Party-list group Kabataan, independent presidential candidate Senator Maria Ana Consuelo "Jamby" Madrigal, senatorial candidate Akbayan Representative Ana Risa Hontiveros, Senator Francis Pangilinan, and Bayan Muna Representative Teddy Casiño staged a rally in front of the SC office in Manila.

Reelectionist Senator Pia Cayetano has also joined other opposition senators in denouncing the SC decision.

“I don't agree with the Supreme Court's decision. The High Court has already ruled in 1998 that the President cannot make appointments to the courts, nor be required to do so two months immediately before the next presidential elections and up to the end of his or her term. It is disappointing that the SC has taken a different position and reversed long-standing jurisprudence,” she stated.

Earlier, Senators Mar Roxas, Manny Villar, and Francis "Chiz" Escudero slammed the ruling.

Together with Lim, the lawmakers hoped that the SC will reverse itself given that it is not a unanimous decision.

‘Let them speak’

Deputy presidential spokesperson Charito Planas said Malacañang will not stop groups that want to stage rallies since it is their freedom to express their sentiments.

“It is their right to stage rally. We have no appeal to them if they continue to do it,” she said in Filipino.

She, however, said the public should also respect and abide by the decision of the High Court.

She encouraged those who are opposing the ruling of the SC to file a motion for reconsideration to be able to solve their issues in proper court.

“They have 15 days to file it and then, we will wait for the decision of the SC if they deny or grant it,” Planas said.

The group of Pangilinan said they will file a motion for reconsideration against the SC decision. Liberal Party standard bearer Benigno “Noynoy” Aquino III said he will support the motion if filed.

Asked if the snowballing opposition would not lead to serious political instability, Planas defied, saying the rule of law would prevent any untoward event.

“Let the law takes its course,” she said.


The SC, for its part, called for sobriety on Friday amid the public outrage over its recent ruling.

Court administration and spokesman Jose Midas Marquez said while it is the constitutional right of the groups to hold the protest rallies, a resort to violence and illegal means will not hold water in a court of law.

“It seems to me that many of them are the same people who have given their views on this issue already even before the Court issued the ruling. I can’t blame them for standing by their views.
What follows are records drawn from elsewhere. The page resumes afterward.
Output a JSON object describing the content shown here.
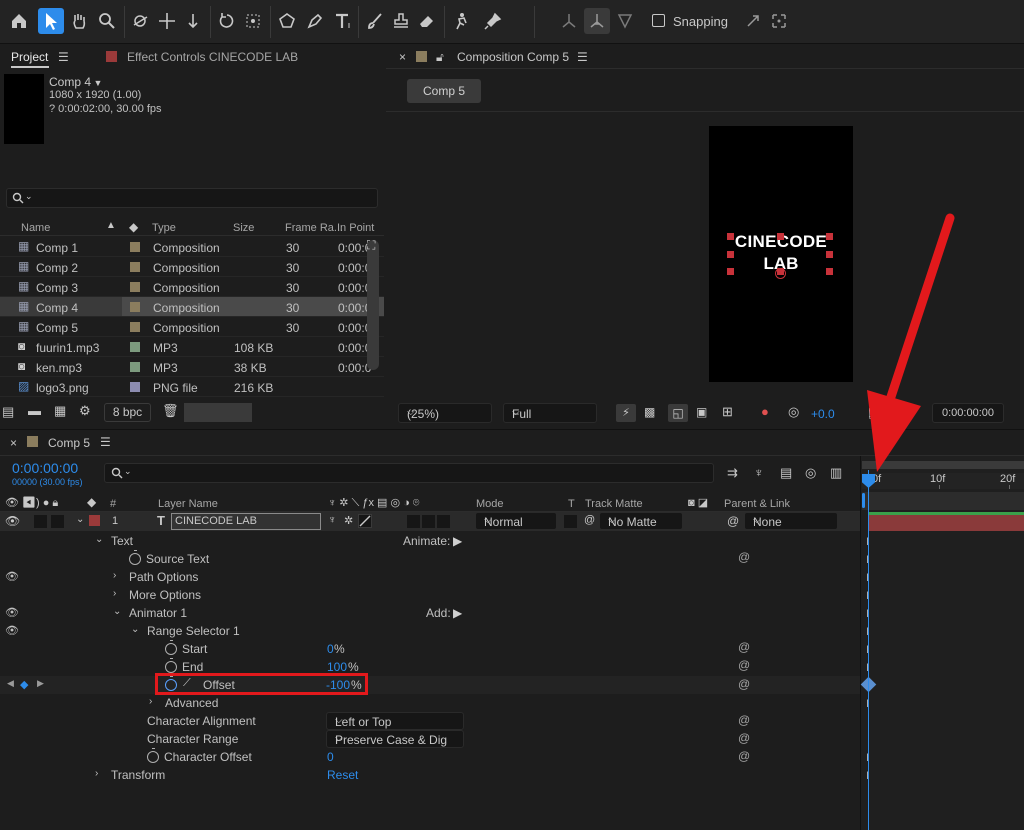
{
  "toolbar": {
    "snapping_label": "Snapping"
  },
  "project_panel": {
    "tab_project": "Project",
    "tab_effect_controls": "Effect Controls CINECODE LAB",
    "selected_name": "Comp 4",
    "selected_dims": "1080 x 1920 (1.00)",
    "selected_duration": "? 0:00:02:00, 30.00 fps",
    "columns": {
      "name": "Name",
      "type": "Type",
      "size": "Size",
      "frame_rate": "Frame Ra...",
      "in_point": "In Point"
    },
    "items": [
      {
        "name": "Comp 1",
        "type": "Composition",
        "size": "",
        "fr": "30",
        "inpt": "0:00:0"
      },
      {
        "name": "Comp 2",
        "type": "Composition",
        "size": "",
        "fr": "30",
        "inpt": "0:00:0"
      },
      {
        "name": "Comp 3",
        "type": "Composition",
        "size": "",
        "fr": "30",
        "inpt": "0:00:0"
      },
      {
        "name": "Comp 4",
        "type": "Composition",
        "size": "",
        "fr": "30",
        "inpt": "0:00:0"
      },
      {
        "name": "Comp 5",
        "type": "Composition",
        "size": "",
        "fr": "30",
        "inpt": "0:00:0"
      },
      {
        "name": "fuurin1.mp3",
        "type": "MP3",
        "size": "108 KB",
        "fr": "",
        "inpt": "0:00:0"
      },
      {
        "name": "ken.mp3",
        "type": "MP3",
        "size": "38 KB",
        "fr": "",
        "inpt": "0:00:0"
      },
      {
        "name": "logo3.png",
        "type": "PNG file",
        "size": "216 KB",
        "fr": "",
        "inpt": ""
      }
    ],
    "bpc": "8 bpc"
  },
  "composition_panel": {
    "tab_title": "Composition Comp 5",
    "comp_button": "Comp 5",
    "preview_text_line1": "CINECODE",
    "preview_text_line2": "LAB",
    "zoom": "(25%)",
    "resolution": "Full",
    "exposure": "+0.0",
    "timecode": "0:00:00:00"
  },
  "timeline": {
    "tab_title": "Comp 5",
    "timecode": "0:00:00:00",
    "frames": "00000 (30.00 fps)",
    "columns": {
      "num": "#",
      "layer_name": "Layer Name",
      "mode": "Mode",
      "t": "T",
      "track_matte": "Track Matte",
      "parent": "Parent & Link"
    },
    "layer": {
      "num": "1",
      "name": "CINECODE LAB",
      "mode": "Normal",
      "matte": "No Matte",
      "parent": "None"
    },
    "ruler": [
      "0f",
      "10f",
      "20f"
    ],
    "props": {
      "text": "Text",
      "animate": "Animate:",
      "source_text": "Source Text",
      "path_options": "Path Options",
      "more_options": "More Options",
      "animator": "Animator 1",
      "add": "Add:",
      "range_selector": "Range Selector 1",
      "start": "Start",
      "start_val": "0",
      "end": "End",
      "end_val": "100",
      "offset": "Offset",
      "offset_val": "-100",
      "percent": "%",
      "advanced": "Advanced",
      "char_alignment": "Character Alignment",
      "char_alignment_val": "Left or Top",
      "char_range": "Character Range",
      "char_range_val": "Preserve Case & Dig",
      "char_offset": "Character Offset",
      "char_offset_val": "0",
      "transform": "Transform",
      "reset": "Reset"
    }
  },
  "colors": {
    "accent": "#2d8ceb",
    "highlight": "#e2191c",
    "layer_label": "#9b3a3a",
    "comp_swatch": "#8b7d5e",
    "audio_swatch": "#7c9a7e",
    "image_swatch": "#8c8cb0"
  }
}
I just hope they would not resort to violence,” he said.

Marquez also warned that members of the Bar who would “go beyond the line” and join violent acts in protest to the SC ruling and try to pressure the court in illegal ways could be disbarred.

He said in its ruling, the High Court gave weight to the opinion of retired SC Justice Florenz Regalado among the views submitted by members of the Constitutional Commission.
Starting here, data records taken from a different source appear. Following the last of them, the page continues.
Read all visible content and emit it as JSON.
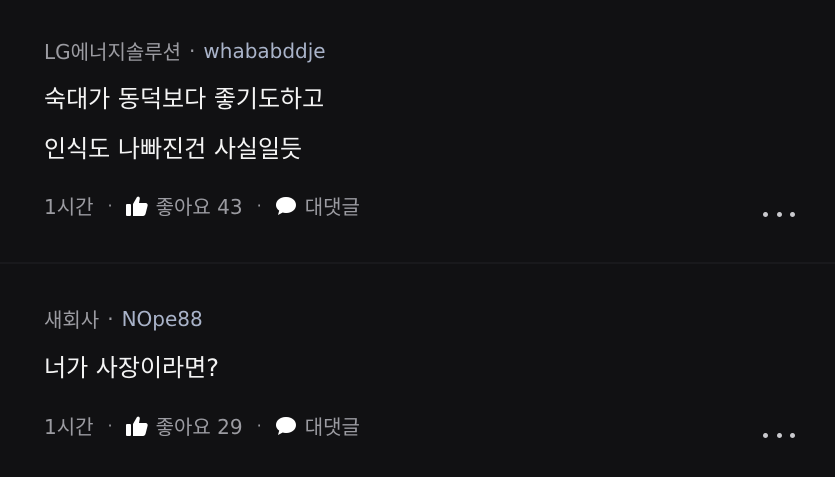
{
  "comments": [
    {
      "company": "LG에너지솔루션",
      "separator": "·",
      "author": "whababddje",
      "lines": [
        "숙대가 동덕보다 좋기도하고",
        "인식도 나빠진건 사실일듯"
      ],
      "time": "1시간",
      "bullet": "·",
      "like_label": "좋아요 43",
      "reply_label": "대댓글"
    },
    {
      "company": "새회사",
      "separator": "·",
      "author": "NOpe88",
      "lines": [
        "너가 사장이라면?"
      ],
      "time": "1시간",
      "bullet": "·",
      "like_label": "좋아요 29",
      "reply_label": "대댓글"
    }
  ],
  "icons": {
    "like": "thumbs-up-icon",
    "reply": "speech-bubble-icon",
    "more": "more-horizontal-icon"
  },
  "colors": {
    "background": "#111113",
    "body_text": "#f4f4f4",
    "meta_text": "#9b9ba1",
    "author_text": "#a9b3c9"
  }
}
The SC, in a 9-1-3 decision, ruled on Wednesday that President Arroyo’s appointment of the next Chief Justice is not a “midnight appointment.”

The High Court has asked the Judicial and Bar Council to submit the shortlist of nominees to Arroyo on or before Puno’s retirement on May 17. (Jill Beltran/Virgil Lopez/VR/JCV/Sunnex)